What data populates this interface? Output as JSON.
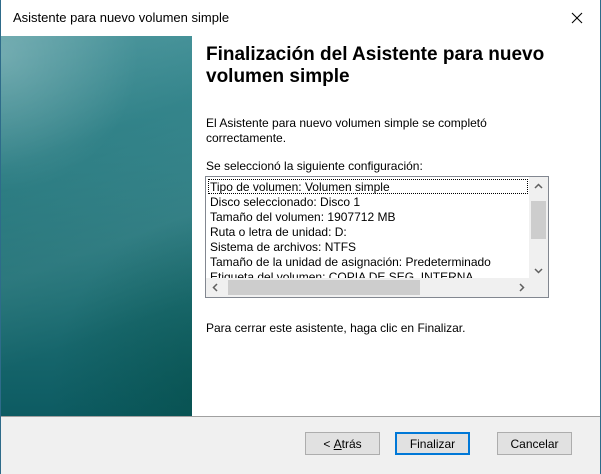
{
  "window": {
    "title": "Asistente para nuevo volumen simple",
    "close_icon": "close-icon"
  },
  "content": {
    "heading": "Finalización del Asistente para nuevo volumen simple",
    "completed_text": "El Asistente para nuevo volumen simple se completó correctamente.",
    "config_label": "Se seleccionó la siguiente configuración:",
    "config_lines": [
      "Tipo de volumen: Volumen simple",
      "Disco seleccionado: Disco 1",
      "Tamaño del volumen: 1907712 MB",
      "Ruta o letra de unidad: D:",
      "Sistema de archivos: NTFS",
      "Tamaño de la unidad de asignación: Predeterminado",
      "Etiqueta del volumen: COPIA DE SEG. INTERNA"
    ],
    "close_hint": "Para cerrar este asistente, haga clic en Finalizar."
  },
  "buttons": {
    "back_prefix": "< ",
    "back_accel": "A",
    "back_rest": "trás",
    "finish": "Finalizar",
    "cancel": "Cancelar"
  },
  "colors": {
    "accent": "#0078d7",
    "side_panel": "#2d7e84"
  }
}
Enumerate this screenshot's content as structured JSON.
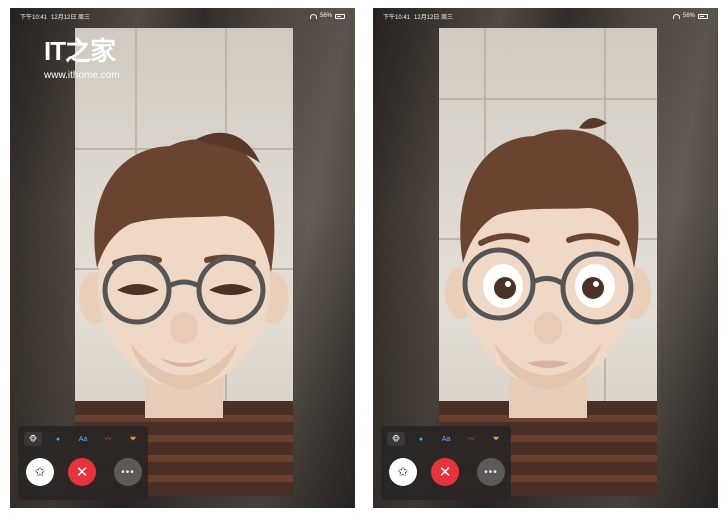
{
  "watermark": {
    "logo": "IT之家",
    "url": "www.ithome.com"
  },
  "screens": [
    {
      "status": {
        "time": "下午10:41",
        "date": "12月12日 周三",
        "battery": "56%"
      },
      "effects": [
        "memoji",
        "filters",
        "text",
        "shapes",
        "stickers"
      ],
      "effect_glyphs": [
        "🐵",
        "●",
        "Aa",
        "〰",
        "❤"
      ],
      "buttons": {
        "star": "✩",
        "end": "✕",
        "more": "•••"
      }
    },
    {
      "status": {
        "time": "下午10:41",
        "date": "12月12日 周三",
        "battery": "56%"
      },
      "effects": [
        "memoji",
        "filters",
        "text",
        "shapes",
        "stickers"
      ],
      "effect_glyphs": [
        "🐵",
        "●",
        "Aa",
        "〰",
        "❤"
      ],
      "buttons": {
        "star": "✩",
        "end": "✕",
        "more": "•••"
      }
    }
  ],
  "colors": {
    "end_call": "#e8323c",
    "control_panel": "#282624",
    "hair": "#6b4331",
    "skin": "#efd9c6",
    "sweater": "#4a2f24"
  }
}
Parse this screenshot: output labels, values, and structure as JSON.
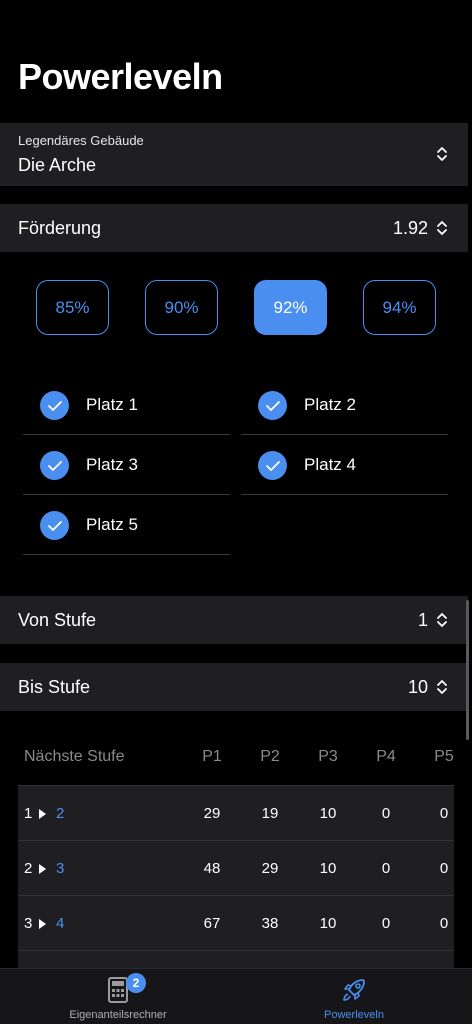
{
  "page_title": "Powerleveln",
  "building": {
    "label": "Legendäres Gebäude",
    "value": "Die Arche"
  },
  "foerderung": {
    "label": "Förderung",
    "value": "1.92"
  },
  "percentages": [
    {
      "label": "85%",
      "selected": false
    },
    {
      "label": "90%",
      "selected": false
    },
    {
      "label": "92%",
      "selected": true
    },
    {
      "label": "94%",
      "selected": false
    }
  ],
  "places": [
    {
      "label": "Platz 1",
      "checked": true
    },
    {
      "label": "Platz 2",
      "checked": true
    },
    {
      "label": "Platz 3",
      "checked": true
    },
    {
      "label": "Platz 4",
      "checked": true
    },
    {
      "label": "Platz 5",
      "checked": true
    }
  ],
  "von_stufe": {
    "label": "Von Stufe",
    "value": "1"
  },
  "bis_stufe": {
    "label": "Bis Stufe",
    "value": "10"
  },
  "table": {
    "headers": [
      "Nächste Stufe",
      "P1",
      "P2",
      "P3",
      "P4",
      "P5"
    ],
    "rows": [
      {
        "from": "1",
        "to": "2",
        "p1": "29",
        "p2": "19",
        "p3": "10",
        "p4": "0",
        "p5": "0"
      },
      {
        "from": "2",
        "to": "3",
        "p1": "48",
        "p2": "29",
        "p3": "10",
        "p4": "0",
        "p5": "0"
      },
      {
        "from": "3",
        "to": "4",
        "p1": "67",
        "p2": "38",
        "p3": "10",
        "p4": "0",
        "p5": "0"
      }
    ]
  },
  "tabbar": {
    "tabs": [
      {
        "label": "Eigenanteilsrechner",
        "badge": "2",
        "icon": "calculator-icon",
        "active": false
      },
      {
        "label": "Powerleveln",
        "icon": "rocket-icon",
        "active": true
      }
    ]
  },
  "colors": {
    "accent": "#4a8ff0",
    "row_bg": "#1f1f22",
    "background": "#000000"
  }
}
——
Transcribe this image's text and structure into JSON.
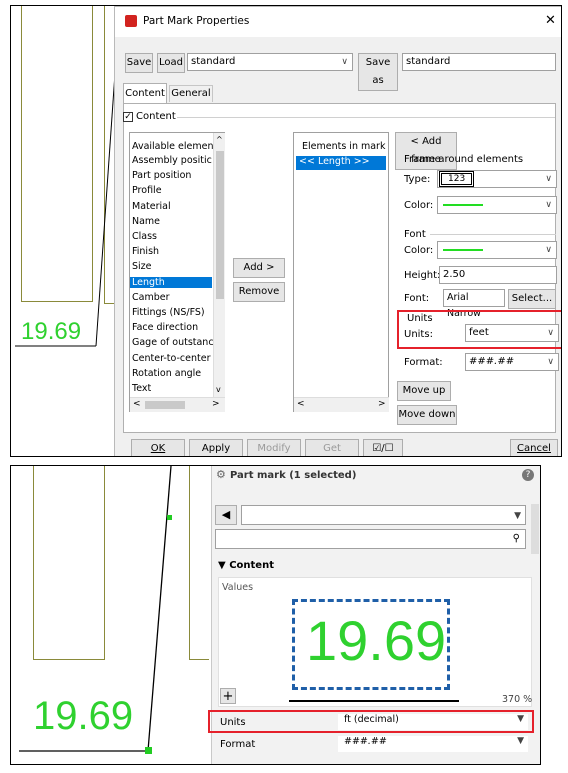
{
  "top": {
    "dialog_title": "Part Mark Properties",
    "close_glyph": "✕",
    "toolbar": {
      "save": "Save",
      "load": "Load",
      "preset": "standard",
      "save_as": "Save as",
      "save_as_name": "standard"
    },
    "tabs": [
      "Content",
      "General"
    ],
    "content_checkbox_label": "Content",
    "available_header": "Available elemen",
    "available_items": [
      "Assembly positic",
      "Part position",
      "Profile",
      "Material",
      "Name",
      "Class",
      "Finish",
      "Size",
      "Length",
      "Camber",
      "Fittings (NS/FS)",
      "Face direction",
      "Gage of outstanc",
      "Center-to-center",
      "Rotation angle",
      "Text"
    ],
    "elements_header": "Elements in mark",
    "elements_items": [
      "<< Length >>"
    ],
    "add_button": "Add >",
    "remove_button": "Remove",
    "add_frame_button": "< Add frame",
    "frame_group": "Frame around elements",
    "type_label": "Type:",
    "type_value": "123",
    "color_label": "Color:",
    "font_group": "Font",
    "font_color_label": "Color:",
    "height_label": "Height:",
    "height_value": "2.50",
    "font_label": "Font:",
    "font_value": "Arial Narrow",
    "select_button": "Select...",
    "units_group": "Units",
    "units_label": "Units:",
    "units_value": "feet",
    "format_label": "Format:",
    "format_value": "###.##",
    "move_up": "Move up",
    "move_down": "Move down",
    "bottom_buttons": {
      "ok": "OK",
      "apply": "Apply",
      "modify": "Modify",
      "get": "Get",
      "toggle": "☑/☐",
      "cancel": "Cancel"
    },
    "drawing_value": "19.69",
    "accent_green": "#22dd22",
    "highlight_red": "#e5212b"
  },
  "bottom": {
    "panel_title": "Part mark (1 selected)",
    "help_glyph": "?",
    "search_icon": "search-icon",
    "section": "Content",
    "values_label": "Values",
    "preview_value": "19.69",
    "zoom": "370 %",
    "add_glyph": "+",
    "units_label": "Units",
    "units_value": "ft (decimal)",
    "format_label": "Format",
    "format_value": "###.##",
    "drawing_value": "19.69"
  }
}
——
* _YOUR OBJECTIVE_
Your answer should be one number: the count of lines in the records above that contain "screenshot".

* _RESULT BELOW_
2